▶ Problem to work on: Could you say how many lines below contain the word "independent"? Give the number with no other text.

++++ Exercise data

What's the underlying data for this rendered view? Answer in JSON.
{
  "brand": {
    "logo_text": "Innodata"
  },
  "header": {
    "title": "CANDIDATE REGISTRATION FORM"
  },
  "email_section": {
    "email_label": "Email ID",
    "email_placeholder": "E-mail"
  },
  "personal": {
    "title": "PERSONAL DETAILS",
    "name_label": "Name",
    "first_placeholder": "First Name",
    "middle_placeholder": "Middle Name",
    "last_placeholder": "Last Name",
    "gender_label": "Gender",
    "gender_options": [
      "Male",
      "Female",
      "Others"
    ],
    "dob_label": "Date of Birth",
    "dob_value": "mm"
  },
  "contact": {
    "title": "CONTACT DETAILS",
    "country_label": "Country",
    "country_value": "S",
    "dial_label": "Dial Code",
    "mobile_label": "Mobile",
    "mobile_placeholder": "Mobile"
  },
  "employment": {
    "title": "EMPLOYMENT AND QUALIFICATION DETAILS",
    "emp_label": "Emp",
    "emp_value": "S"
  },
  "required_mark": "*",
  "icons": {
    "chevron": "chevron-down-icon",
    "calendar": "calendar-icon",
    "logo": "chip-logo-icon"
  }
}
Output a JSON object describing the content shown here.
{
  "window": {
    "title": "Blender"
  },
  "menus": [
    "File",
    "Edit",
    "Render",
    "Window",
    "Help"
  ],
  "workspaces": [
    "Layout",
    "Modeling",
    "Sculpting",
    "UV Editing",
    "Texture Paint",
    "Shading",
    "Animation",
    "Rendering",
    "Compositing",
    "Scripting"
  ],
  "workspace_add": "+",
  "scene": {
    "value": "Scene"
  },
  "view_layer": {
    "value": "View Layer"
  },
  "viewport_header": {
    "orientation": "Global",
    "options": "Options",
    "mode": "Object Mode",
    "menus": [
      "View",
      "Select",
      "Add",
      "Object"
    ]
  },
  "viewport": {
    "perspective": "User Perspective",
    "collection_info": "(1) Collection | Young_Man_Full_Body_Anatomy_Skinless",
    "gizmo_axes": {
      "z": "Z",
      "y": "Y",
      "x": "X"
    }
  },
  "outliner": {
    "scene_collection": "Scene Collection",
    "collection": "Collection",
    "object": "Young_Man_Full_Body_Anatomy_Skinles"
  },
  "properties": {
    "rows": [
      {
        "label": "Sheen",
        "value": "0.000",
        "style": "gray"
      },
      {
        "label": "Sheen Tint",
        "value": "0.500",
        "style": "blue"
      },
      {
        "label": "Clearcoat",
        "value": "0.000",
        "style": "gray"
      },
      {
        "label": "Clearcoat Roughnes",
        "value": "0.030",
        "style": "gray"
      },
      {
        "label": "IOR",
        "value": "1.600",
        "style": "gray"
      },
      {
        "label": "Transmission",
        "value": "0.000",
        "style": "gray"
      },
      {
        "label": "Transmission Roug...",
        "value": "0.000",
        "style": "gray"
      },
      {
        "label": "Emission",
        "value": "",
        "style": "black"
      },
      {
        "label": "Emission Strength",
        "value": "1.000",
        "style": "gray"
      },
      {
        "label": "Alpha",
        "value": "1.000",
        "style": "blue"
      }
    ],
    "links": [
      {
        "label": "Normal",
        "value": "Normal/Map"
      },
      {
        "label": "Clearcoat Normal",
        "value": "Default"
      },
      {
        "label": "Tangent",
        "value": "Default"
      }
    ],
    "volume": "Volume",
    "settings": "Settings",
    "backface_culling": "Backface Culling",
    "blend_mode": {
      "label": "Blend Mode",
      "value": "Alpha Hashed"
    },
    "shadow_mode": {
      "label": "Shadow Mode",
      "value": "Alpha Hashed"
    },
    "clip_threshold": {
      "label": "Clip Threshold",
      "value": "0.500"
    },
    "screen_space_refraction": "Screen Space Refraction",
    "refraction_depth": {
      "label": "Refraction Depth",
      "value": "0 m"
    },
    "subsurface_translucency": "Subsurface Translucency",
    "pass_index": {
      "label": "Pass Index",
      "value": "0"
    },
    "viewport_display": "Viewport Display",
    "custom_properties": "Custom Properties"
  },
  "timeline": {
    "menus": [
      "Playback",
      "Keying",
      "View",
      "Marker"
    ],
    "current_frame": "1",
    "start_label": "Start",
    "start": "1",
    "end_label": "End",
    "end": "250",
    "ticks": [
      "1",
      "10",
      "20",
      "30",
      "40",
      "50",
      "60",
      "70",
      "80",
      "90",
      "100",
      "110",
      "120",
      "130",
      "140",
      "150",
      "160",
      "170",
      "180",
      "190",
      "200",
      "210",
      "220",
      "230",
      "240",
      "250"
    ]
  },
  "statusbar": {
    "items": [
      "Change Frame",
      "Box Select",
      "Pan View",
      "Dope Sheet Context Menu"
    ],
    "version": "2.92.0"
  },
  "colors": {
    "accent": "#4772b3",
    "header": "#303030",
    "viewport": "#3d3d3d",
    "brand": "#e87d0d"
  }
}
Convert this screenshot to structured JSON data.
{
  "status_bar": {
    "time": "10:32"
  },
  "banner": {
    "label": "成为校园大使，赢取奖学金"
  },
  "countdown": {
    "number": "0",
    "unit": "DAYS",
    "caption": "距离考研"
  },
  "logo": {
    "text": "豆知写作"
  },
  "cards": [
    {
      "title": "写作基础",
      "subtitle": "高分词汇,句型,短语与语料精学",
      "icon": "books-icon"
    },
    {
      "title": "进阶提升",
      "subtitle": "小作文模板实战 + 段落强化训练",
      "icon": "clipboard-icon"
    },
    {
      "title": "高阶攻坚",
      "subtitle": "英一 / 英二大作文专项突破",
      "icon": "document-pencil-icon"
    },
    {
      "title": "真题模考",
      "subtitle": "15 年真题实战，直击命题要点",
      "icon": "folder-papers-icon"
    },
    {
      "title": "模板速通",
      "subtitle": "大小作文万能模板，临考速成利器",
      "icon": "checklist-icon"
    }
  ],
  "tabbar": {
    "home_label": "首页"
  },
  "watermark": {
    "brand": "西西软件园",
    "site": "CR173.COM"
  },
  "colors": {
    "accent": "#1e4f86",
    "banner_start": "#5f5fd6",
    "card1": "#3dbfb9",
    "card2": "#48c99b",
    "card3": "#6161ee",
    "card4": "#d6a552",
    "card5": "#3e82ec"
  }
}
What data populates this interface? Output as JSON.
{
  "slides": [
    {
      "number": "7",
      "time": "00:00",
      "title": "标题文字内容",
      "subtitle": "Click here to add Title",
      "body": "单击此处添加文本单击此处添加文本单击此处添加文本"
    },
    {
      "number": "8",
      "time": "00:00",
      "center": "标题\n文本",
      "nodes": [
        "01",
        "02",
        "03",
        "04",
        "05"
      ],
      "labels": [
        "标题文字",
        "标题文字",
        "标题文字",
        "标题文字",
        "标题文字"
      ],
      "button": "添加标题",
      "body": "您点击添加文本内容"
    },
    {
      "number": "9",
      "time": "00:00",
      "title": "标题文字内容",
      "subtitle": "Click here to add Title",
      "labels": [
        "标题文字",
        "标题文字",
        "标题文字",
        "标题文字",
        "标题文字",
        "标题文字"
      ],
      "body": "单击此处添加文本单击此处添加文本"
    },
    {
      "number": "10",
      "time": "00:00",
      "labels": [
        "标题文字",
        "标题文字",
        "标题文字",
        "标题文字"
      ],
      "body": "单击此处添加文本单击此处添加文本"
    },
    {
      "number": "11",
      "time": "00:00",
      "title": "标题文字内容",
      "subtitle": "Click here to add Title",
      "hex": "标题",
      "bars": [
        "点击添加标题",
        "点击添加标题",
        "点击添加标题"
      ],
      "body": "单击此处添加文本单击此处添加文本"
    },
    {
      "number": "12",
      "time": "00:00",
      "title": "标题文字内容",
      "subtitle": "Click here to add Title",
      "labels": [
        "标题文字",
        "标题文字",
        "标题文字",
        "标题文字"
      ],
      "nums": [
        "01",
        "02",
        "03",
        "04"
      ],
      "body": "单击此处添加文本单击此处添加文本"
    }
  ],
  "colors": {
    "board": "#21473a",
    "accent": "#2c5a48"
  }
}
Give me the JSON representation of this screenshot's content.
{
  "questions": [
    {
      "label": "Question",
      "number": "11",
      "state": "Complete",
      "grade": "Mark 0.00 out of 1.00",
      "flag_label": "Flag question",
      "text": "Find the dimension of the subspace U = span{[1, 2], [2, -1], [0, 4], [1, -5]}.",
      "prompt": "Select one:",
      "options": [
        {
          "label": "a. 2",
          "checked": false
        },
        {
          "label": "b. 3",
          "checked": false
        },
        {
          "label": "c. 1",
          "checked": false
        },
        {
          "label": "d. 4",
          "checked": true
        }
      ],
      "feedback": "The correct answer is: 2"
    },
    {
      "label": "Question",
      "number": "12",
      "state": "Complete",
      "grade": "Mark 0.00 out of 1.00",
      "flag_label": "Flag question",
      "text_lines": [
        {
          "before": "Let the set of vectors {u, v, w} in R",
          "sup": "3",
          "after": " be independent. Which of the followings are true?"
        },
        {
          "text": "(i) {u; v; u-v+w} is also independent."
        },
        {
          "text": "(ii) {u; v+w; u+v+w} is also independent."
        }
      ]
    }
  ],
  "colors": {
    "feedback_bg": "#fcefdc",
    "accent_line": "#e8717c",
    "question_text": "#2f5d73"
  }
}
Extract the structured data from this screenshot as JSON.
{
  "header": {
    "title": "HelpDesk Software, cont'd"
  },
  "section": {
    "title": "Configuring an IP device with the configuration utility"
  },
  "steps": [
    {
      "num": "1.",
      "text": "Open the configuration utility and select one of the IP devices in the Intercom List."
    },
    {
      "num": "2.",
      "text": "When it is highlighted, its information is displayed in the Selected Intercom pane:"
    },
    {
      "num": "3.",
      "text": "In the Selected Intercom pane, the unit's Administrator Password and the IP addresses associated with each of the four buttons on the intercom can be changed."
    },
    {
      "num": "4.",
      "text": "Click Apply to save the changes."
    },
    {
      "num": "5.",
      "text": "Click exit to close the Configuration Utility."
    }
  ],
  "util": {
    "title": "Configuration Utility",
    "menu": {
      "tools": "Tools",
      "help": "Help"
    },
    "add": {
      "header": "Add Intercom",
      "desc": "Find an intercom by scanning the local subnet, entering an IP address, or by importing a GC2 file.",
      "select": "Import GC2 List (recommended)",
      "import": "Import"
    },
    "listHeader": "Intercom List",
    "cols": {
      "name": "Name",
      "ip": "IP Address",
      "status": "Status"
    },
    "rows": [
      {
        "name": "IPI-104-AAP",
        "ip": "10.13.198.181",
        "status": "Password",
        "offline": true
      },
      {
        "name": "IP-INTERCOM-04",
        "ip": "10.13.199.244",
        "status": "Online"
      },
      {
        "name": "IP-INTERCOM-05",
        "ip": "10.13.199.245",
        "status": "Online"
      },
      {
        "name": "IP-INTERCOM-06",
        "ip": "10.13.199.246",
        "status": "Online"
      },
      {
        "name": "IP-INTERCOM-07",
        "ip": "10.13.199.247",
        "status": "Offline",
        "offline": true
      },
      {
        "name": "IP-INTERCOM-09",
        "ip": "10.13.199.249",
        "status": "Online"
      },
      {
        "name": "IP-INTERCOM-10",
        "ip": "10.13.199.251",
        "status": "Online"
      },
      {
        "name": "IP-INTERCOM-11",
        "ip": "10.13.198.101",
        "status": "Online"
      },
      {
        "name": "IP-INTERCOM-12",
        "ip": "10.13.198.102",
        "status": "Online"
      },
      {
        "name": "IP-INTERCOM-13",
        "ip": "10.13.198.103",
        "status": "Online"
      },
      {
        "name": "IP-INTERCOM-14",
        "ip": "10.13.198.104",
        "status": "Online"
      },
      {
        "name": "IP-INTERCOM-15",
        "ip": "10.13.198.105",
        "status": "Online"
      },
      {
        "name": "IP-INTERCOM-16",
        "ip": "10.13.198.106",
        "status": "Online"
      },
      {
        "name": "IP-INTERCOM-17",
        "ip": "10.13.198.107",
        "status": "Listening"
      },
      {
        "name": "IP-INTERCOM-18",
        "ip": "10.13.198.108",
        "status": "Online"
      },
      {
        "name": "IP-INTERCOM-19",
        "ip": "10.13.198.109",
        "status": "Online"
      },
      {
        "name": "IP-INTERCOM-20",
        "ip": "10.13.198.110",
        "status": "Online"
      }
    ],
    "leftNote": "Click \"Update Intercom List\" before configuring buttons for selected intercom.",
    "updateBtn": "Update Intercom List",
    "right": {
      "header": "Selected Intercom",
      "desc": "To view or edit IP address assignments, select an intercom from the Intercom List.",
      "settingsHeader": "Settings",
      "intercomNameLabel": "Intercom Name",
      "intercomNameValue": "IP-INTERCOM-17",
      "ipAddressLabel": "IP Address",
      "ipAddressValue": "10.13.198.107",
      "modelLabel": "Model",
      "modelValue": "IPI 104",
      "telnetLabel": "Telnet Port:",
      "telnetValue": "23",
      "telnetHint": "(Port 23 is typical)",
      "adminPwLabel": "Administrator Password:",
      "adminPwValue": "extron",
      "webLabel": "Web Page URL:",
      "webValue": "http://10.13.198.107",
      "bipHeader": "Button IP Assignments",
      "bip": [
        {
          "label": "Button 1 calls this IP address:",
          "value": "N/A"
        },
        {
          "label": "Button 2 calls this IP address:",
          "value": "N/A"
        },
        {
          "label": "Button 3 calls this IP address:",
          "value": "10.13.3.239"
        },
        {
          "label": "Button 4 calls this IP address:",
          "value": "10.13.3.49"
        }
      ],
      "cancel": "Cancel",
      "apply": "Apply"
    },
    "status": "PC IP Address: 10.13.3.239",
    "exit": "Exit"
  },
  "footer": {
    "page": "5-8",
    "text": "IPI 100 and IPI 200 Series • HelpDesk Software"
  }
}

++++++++

▶ Task answer: 3